Find the lines below that contain the string "content". Copy each one.

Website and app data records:

* * *

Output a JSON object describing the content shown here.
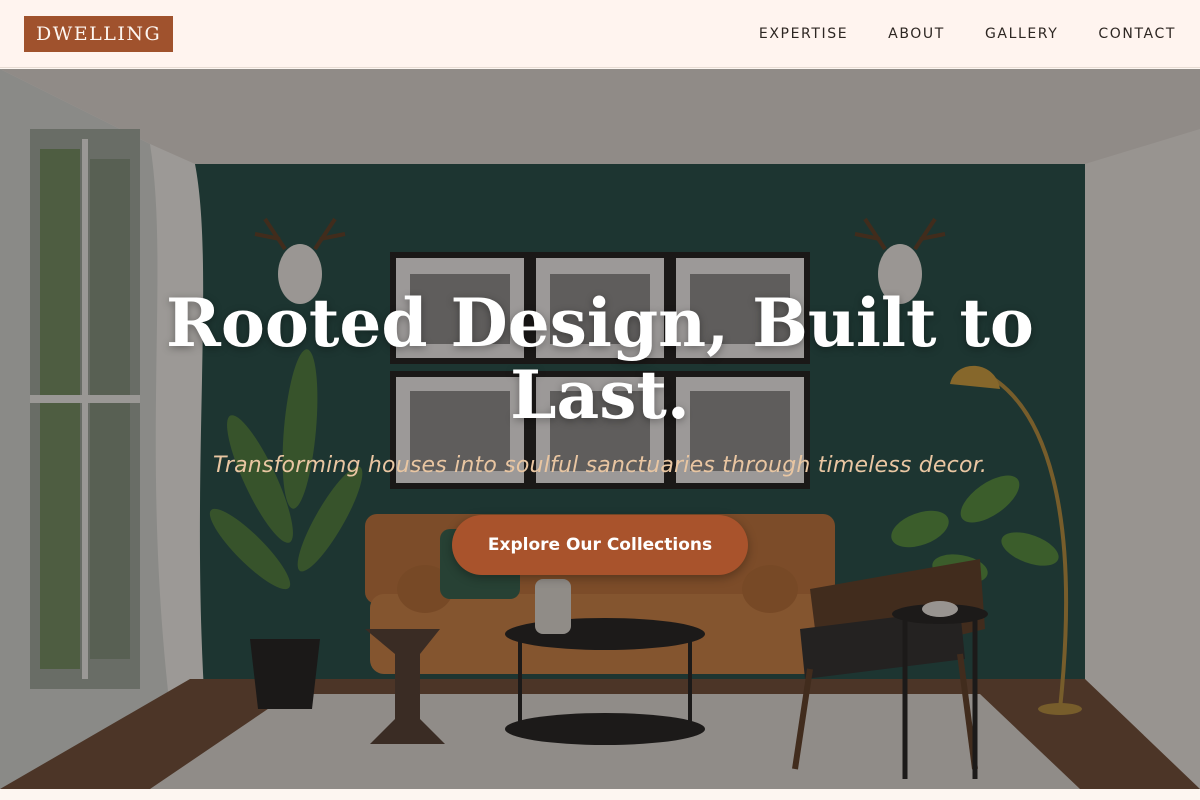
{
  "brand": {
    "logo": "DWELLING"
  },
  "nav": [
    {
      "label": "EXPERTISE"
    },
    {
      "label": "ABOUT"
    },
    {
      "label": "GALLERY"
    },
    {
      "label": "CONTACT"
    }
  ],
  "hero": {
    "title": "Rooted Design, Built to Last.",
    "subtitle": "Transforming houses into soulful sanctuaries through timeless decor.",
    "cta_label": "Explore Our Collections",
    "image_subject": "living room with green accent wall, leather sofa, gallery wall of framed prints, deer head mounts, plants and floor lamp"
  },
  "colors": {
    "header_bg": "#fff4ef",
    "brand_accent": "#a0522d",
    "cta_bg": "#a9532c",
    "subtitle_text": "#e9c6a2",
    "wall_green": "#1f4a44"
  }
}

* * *

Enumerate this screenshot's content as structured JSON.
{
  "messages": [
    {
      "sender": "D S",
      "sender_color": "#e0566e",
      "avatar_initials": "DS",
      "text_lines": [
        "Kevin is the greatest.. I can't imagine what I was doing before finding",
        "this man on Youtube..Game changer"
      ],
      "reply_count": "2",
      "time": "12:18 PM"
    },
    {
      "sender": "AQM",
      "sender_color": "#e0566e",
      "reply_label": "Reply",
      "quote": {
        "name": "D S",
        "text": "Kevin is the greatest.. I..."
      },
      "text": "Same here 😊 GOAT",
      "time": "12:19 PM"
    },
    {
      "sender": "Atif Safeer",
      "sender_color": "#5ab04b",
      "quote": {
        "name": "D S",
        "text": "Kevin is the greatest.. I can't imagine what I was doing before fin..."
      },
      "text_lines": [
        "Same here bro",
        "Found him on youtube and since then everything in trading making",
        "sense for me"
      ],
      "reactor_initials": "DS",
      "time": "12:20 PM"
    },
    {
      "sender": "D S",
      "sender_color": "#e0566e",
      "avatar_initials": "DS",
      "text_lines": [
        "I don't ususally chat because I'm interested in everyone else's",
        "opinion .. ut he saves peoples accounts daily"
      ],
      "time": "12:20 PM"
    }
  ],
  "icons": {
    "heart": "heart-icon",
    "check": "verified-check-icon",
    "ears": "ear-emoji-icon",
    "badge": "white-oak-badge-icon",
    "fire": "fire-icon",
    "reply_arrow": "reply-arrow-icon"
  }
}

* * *

**Exercise output**.
Output a JSON object describing the content shown here.
Enumerate this screenshot's content as structured JSON.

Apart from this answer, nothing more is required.